Koko has a new look, she's been reborn as a blonde-haired Hyuran gal. As much as I enjoyed playing a Miqo'te after all this time, it was time for a bit of a change of scenery. I am largely an aesthetic player, and although I love playing through the storyline and some of the more casual offerings - I've always been smitten by the art direction, and visual pleasantries that oftentimes accompany a title such as Final Fantasy XIV. They say that the human eye is most sensitive to movement and changes in the environment, but I believe that also applies to the mind. Whilst the Miqo'te have a playful, cute and sexy demeanour, Hyruans tend to be a bit more sultry and mature in their mannerisms. It's these small details and visual cues that appeal me, but of course - Hyuran gals also have a killer physique (which doesn't hurt either). There are more pictures of Koko 2.0 after the jump.

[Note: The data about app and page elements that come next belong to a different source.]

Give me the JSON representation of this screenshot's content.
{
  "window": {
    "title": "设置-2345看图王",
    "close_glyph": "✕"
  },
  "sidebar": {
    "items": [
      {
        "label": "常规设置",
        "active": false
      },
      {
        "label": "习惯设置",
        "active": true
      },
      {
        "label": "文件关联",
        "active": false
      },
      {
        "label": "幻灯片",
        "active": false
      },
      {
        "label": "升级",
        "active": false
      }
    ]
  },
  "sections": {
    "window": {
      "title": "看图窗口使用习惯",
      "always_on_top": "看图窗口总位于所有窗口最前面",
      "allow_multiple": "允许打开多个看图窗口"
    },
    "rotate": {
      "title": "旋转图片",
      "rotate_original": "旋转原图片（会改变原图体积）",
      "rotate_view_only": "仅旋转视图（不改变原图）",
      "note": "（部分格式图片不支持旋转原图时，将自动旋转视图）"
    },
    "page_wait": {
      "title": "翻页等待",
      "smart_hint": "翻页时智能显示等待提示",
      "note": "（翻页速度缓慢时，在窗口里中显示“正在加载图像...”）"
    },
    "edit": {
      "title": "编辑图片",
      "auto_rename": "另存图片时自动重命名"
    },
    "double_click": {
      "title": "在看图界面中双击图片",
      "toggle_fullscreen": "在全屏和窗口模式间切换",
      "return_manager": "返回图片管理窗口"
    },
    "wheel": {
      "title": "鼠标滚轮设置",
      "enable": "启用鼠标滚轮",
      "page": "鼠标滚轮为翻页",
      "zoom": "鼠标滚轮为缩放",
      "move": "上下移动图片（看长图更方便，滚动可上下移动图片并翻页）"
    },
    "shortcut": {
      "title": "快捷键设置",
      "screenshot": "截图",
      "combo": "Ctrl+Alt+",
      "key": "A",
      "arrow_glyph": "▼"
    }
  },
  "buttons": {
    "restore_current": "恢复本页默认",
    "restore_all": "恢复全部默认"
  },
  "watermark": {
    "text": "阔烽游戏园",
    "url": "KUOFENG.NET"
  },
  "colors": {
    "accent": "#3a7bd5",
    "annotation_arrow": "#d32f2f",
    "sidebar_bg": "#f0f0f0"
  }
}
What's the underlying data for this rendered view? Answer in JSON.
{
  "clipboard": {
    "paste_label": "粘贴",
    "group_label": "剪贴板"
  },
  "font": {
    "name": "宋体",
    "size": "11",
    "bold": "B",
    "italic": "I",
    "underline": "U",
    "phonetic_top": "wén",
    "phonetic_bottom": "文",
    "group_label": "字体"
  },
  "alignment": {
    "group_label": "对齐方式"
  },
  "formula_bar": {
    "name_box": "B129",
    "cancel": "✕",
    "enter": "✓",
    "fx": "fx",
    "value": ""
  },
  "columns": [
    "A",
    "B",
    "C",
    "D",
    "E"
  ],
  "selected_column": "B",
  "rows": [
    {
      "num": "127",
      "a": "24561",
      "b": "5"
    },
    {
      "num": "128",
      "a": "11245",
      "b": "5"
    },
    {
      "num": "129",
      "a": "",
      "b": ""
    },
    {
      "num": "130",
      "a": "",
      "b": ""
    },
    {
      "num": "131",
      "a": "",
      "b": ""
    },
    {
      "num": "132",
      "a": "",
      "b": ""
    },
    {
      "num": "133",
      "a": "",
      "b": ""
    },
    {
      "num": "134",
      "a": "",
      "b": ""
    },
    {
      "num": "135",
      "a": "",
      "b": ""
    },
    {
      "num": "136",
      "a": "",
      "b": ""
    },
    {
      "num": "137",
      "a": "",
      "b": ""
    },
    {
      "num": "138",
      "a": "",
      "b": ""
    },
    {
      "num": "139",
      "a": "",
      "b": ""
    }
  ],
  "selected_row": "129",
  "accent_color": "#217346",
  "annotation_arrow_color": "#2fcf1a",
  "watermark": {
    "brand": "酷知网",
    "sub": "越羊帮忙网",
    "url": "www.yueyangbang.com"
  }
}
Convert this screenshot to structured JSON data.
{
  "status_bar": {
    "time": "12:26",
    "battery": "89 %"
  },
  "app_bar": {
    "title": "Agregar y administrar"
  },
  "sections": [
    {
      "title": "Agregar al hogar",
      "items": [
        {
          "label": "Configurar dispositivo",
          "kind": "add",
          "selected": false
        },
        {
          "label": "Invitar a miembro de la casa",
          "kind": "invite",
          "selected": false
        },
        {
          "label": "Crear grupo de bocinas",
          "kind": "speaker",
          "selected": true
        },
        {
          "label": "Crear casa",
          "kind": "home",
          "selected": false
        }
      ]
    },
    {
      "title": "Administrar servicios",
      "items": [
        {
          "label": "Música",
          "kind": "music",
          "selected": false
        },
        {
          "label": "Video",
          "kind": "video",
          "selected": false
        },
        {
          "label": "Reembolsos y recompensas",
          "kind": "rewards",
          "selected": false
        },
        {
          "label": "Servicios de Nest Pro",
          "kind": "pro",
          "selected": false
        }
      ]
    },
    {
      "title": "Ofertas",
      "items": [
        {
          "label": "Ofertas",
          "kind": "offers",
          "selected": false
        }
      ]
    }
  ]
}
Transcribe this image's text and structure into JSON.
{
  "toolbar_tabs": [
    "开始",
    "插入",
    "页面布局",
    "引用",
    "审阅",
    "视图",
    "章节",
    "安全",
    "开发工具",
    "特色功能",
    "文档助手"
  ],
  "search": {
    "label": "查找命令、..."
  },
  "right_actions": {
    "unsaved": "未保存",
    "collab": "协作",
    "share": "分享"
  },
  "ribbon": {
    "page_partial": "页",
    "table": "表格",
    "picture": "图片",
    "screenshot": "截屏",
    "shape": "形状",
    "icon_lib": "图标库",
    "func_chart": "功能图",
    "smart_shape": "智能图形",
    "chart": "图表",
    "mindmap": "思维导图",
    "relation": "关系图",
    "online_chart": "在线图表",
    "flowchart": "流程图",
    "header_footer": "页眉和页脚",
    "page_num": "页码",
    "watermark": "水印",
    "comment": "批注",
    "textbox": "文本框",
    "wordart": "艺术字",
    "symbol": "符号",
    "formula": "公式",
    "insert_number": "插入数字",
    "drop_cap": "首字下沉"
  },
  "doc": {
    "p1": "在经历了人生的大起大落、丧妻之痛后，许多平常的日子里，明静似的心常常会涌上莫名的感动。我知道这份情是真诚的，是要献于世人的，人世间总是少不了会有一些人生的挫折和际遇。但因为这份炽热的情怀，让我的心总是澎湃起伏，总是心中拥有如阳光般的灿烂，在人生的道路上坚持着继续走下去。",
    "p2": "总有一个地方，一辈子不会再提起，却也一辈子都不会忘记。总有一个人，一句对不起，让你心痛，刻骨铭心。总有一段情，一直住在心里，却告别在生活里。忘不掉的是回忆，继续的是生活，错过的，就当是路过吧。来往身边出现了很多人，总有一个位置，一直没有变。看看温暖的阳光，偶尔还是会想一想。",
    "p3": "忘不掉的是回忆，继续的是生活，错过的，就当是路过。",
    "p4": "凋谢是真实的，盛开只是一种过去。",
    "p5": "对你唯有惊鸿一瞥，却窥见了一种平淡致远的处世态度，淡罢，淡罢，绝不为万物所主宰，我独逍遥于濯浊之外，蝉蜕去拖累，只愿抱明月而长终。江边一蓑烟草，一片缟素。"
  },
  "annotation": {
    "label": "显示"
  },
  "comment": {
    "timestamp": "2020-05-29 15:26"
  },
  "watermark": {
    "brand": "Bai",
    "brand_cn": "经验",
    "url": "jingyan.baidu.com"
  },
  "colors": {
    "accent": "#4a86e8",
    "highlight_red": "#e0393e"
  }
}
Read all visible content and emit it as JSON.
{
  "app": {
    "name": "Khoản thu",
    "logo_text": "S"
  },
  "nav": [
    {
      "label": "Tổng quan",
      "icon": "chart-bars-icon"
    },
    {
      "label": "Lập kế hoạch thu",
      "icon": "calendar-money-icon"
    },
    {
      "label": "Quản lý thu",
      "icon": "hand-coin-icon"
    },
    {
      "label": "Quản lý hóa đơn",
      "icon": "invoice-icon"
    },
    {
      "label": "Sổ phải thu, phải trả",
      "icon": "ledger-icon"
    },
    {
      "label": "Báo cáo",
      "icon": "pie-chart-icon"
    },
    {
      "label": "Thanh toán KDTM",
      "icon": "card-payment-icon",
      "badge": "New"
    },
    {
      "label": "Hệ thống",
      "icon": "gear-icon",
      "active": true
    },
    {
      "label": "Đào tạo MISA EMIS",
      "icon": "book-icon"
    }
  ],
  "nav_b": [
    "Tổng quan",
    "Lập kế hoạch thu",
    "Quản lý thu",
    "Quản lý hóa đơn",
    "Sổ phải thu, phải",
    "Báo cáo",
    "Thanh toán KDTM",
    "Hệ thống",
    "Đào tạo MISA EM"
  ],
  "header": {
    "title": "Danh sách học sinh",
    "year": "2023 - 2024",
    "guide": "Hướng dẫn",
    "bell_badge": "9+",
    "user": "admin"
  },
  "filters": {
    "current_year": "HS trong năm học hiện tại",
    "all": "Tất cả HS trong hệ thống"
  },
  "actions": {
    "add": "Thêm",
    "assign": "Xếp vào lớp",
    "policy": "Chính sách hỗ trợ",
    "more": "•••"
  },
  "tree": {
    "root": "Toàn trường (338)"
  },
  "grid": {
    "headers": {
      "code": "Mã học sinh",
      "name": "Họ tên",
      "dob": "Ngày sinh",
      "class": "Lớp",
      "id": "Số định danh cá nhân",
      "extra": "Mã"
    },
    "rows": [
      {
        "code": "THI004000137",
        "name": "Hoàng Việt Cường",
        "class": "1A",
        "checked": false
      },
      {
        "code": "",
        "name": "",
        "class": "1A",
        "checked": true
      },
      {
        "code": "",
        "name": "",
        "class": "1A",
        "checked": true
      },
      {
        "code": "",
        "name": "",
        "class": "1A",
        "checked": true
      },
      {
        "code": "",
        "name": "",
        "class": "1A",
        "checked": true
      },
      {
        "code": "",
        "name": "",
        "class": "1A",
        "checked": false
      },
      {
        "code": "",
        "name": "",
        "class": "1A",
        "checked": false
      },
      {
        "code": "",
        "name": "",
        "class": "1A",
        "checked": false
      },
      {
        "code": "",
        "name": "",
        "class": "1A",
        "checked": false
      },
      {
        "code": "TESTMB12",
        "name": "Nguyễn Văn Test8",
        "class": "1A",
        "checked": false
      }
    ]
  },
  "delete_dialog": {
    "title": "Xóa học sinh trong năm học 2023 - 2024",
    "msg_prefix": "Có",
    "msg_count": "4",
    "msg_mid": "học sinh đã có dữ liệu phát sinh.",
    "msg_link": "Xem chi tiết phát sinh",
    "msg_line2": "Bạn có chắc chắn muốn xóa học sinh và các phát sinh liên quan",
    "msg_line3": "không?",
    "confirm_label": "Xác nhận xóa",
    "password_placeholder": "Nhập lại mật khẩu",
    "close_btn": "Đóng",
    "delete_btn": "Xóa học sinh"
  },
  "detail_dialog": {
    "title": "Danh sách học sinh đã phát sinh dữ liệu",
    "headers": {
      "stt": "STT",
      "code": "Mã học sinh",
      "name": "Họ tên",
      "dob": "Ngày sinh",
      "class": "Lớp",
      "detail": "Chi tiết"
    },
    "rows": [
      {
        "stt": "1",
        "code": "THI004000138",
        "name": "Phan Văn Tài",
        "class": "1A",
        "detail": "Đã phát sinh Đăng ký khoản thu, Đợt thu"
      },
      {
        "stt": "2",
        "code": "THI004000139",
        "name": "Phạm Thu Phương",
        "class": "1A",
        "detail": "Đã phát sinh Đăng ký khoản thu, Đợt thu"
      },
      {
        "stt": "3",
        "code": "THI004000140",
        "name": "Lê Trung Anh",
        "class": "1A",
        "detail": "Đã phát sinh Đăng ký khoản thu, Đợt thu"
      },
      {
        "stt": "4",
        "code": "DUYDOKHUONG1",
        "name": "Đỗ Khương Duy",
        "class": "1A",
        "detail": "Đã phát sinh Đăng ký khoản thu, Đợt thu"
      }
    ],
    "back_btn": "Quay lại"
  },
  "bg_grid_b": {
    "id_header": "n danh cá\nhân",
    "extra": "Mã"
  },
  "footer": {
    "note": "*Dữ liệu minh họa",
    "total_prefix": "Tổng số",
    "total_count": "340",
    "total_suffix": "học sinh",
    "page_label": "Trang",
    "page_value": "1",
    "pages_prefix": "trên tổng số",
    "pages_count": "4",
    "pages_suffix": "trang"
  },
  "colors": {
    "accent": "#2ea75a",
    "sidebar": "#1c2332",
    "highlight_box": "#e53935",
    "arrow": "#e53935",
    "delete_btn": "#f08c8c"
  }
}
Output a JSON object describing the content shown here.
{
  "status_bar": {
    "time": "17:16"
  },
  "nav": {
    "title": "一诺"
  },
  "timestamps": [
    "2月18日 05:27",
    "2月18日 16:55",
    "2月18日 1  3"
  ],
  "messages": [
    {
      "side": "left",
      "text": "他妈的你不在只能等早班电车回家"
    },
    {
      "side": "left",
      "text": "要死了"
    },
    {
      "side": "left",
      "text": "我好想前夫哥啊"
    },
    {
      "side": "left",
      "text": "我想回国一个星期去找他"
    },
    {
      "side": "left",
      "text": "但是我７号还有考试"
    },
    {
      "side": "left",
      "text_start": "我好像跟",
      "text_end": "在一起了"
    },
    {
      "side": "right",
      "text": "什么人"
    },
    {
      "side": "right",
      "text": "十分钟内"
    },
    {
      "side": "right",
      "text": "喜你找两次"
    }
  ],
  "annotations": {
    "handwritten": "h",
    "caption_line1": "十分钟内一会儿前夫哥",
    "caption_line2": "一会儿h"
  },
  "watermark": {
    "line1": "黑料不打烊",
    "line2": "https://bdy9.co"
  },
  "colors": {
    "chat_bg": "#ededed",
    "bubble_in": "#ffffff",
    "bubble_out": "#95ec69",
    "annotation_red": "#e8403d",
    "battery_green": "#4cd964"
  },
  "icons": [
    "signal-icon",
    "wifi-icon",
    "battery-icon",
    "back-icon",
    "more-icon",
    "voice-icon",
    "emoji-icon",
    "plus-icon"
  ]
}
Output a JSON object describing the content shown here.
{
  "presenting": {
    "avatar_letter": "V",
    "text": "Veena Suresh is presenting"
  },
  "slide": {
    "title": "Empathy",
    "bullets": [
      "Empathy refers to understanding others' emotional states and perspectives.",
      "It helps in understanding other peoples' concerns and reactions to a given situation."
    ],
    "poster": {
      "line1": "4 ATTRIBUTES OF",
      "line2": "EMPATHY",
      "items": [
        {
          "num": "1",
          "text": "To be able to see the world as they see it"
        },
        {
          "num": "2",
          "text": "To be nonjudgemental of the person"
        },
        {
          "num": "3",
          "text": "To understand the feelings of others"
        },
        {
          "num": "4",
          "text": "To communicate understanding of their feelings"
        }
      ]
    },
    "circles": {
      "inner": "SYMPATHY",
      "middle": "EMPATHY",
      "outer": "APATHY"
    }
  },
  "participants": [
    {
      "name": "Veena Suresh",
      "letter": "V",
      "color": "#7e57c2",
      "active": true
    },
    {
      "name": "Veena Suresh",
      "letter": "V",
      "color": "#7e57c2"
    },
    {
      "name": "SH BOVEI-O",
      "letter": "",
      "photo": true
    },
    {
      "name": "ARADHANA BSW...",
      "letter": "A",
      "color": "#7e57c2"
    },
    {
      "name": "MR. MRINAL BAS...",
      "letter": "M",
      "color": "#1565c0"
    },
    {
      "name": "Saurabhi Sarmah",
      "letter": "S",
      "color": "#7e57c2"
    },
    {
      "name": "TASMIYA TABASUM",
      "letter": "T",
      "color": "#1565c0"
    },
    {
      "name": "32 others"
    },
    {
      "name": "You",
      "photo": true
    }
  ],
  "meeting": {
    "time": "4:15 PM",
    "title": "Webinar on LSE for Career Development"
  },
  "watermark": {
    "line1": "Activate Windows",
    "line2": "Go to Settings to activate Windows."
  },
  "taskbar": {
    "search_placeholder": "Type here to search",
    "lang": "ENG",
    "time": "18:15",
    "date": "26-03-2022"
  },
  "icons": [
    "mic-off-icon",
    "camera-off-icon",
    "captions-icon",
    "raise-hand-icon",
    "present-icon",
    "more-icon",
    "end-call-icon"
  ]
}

Final Fantasy XIV Heavensward's benchmark released recently and players of the game could create their own gorgeous lizardgirls. I for one thoroughly enjoyed the experience of creating my Heavensward character, except that I wouldn't be able to fantasia to her for two more months. There was of course, the actual benchmark (psh) that people can use to test their systems. I apparently scored well for Desktop High, which is good enough for me. This whole little package made me excited for the expansion, but it also made me quietly lament the fact that the wait was still quite sizable.
Universal Century Gundam, known for a great many things - is host to the Newtype Phenomena. Colloquially and affectionately known by fans as the "understanding" process between individuals with the same innate abilities. The Newtype phenomenon is most famously used as a narrative device to charge up a massive power surge in a mobile suit, or to connect individuals with each other that would otherwise be naturally antagonistic. It does leave me to ponder though, when Newtypes die, do they all connect and merge with the "Typeforce"? I'd also like to explore other facets of the Newtype phenomenon.
There's a strange sensation when playing Mortal Kombat X as a Street Fighter regular. You have to press a separate button to block, which on instinct - doesn't seem all too intuitive, defensively speaking. Then I realize that it does mean that MKX is the sort of game that rewards a more aggressive playstyle. Blocking is still important, unless you're a fan of dying really fast - but there's more of a focus of sending punches and kicks into the cranium of your opponent, rather than weathering blows like a pin cushion. How does the rest of the game fare?
Mortal Kombat X, amongst other titles released in the year 2015 - have been struggling to get their launches right. From poor PR, technical difficulties, and a dry spell of information from the developers when they are needed most - you have to wonder if the PC game industry has learned anything up to this point. Diablo 3's legendary and mythical failure at launch should have sent shockwaves to developers everywhere that launching a game should be taken seriously, and that communication with the angry masses is paramount in the damage control. Diablo 3 has only recently recovered from the birth defect that was the addled launch, and recent games are not immune to the same cold shoulder treatment from fans and players.
Darkshaunz plays video games by putting an office cat on his keyboard, before going AFK to eat chicken rice. Results have been phenomenal thus far.